The Virginia Department of Juvenile Justice (DJJ), using the savings realized from closing Beaumont Juvenile Correctional Center earlier this year, is adding Multisystemic Therapy (MST), a highly-regarded evidence-based model, to its growing continuum of community-based services available to court-involved youth in traditionally underserved areas of the Commonwealth.
MST is a method of youth therapy that focuses on family members as long-term change agents, and is rated “effective” in the federal Office of Juvenile Justice and Delinquency Prevention’s Model Programs Guide. MST empowers the families of youths exhibiting antisocial and delinquent behaviors as full collaborators in the planning and delivery of treatment.
“In almost all cases, a child’s family is a critical part of their life and rehabilitation,” said DJJ Director Andy Block. “And yet, Virginia has lacked evidence-based family interventions in much of the state. With these new programs, and those we will add in the coming months, we will provide highly effective evidence-based programs for high-risk youth and their families, programs which research shows cost less, and gain better outcomes, than incarceration. “
MST therapists work intensively with up to six families at a time. They are available 24 hours a day, and they work in the communities where youth and families live. “There is a never-ending focus on engagement while working in tandem with primary caregivers and other stakeholders such as probation officers, courts, and children and family services,” said Dan Edwards, president of Evidence-Based Associates (EBA), one of DJJ’s regional service coordination companies charged with implementing MST.
“MST has proven itself effective time and again, because it targets the known causes of delinquency: family relations, peer relations, school performance and community factors,” said Valerie Boykin, DJJ’s deputy director of community programs. “One of our key goals as we continue to transform our agency is to keep court-involved youth in their communities, near family support whenever possible and out of an institutional setting.

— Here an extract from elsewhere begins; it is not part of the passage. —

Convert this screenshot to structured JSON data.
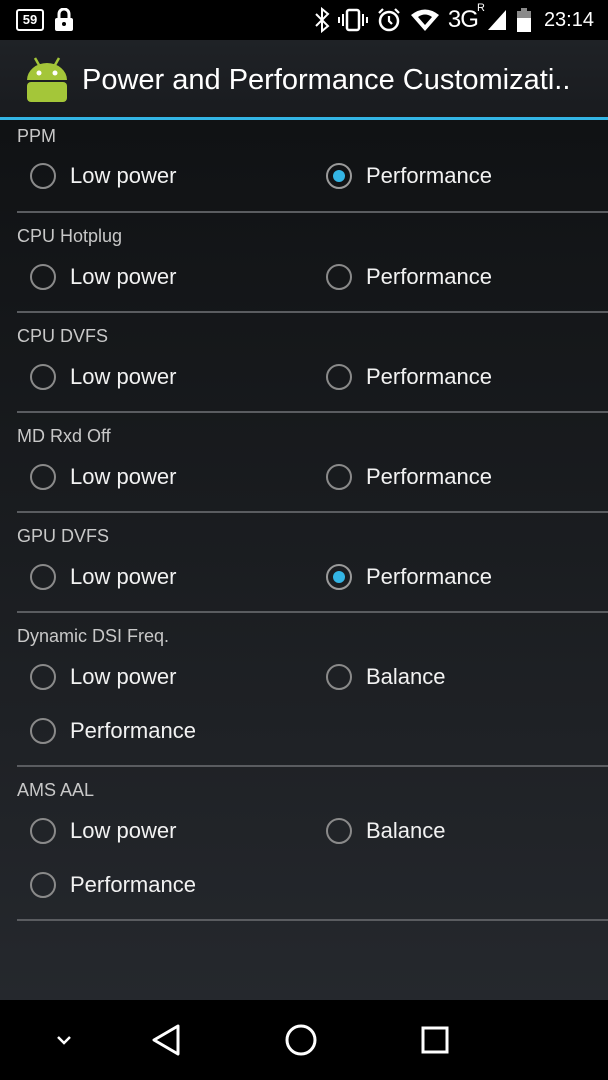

MST will play a major part in making this happen.”
The initial MST teams are located in Christiansburg, Martinsville, Waynesboro and Woodstock, and include probation and parole referrals from the following cities and counties, all within a 90-minute drive:
*Christiansburg MST Team: Montgomery, Pulaski, Floyd, Radford, Carroll, Wythe, Roanoke City, Roanoke County, Salem, Smyth, Bland, Giles, Botetourt, Craig, Galax and Grayson.
DJJ plans to expand the MST program, as well as introduce Functional Family Therapy (FFT), an alternative and equally effective model of family intervention, to more than 100 jurisdictions by the end of 2017. Regional Service Coordination companies EBA and AMIKids will continue to contract with the DJJ administration to lead the implementation effort.
DJJ began a major transformation just over three years ago using research and data to introduce new practices and programs that have proven to provide better outcomes for youth. The transformation includes the development of a continuum of evidence-based services across the Commonwealth for youth before the court.
The population of committed youth has dropped significantly in recent years, thus reducing DJJ’s need for correctional center beds. The continuum is being funded in part by reinvestment funds made available through the downsizing of DJJ’s large correctional facilities.
-Submitted by Public Information Officer Greg Davy